As discussed in my last post, the Age Discrimination in Employment Act (ADEA), Illinois Human Rights Act (IHRA), and Missouri Human Rights Act (MHRA) prohibit discrimination against employees who are 40 years old or older in any aspect of employment. Similarly, it is unlawful for an employer to harass an employee because of the worker’s age, if 40 or older. Such harassment can include derogatory or offensive remarks regarding an individual’s age, to the point where such comments are so frequent and severe that they create a hostile work environment. These laws clearly protect Boomers from age discrimination in the workforce.
As things stand, using the word “Boomer” in a derogatory fashion is likely not in and of itself enough to establish age discrimination. According to the Seventh Circuit, “isolated comments that are no more than ‘stray remarks’ in the workplace are insufficient to establish that a particular decision was motivated by discriminatory animus.” Merillat v. Metal Spinners, Inc., 470 F. 3d 685, 694 (7th Cir. 2006) (citing Cullen v. Olin Corp., 195 F. 3d 317, 323 (7th Cir. 1999)). With that being said, “this general rule may give way where particular remarks in fact support an inference that unlawful bias motivated the decision-maker, such as when those remarks are made by the decision-maker or one having input in a decision, and are made ‘(1) around the time of, and (2) in reference to, the adverse employment action complained of.’” Id. (quoting Hunt v. City of Markham, 219 F. 3d. 649, 652-53 (7th Cir. 2000)).

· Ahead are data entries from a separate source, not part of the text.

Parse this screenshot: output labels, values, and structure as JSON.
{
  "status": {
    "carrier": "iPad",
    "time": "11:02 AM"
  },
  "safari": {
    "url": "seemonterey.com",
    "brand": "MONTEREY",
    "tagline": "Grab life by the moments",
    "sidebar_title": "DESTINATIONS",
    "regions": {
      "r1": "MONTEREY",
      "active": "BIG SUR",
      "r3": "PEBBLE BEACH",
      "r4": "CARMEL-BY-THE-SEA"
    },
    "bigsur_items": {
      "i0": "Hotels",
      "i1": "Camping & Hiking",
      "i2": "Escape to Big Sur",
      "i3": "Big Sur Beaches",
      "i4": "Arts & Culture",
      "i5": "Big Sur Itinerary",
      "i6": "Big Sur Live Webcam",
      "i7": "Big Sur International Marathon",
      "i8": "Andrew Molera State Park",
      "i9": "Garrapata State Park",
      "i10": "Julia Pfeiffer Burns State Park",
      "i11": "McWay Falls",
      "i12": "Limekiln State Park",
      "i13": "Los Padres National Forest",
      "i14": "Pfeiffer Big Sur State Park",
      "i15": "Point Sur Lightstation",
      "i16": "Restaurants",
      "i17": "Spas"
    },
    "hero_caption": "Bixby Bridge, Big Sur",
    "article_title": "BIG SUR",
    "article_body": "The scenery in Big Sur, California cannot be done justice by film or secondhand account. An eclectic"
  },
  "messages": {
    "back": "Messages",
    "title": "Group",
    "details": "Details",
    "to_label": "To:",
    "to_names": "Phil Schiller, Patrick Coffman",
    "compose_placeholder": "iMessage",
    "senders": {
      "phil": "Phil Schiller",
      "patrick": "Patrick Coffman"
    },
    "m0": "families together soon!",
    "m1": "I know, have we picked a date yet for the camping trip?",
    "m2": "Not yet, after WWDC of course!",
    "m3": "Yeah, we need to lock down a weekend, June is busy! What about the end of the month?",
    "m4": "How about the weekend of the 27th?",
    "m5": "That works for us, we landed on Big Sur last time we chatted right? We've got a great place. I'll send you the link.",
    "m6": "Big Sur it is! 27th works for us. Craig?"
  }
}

Let me sock it to you with what this means. If a 30 year-old employee refers to a 60 year old employee as a Boomer in a derogatory manner, without more, the 60 year old can hardly be said to have suffered age discrimination or a hostile work environment on account of the errant remark. However, if the 30 year-old employee is the 60 year-old’s supervisor and routinely refers to the 60 year-old as a Boomer and the employee suffers some adverse employment action at the hands of the supervisor, the Boomer may have a case under the ADEA or other state anti-discrimination law. Similarly, if the supervisor terminates the 60-year old employer, and near or at the time of the termination refers to the employee as a Boomer, the Boomer may also have a discrimination case. With all that being said, employers should caution their employees at all levels of employment on language that can be perceived as discriminatory. By allowing such language to infiltrate the workplace, employers are simply setting themselves up for a discrimination claim – regardless if the claim has merit.
And finally, Millennials and Gen Z: let’s remember that Boomers deserve respect, and even praise, for your culture today. Millennials – known for their usage of acronyms – should thank Boomers, as acronyms gained popularity in the 1960s during the Cold War and space race between the U.S. and Soviet Union, laying the groundwork for Millennial acronyms, such as OMG, LOL, BTW, FBF, and IMO. While Millennials use many (some would say ridic) slang terms and phrases., such as “on fleek,” “slay,” and “turnt,” let’s also not forget that Boomers are responsible for such slang words and phrases as “groovy,” “gimme some skin (my FAVE!),” and “outta sight.” So maybe there is more in common between Millennials and Boomers than we think? So don’t flip your wig, you dig?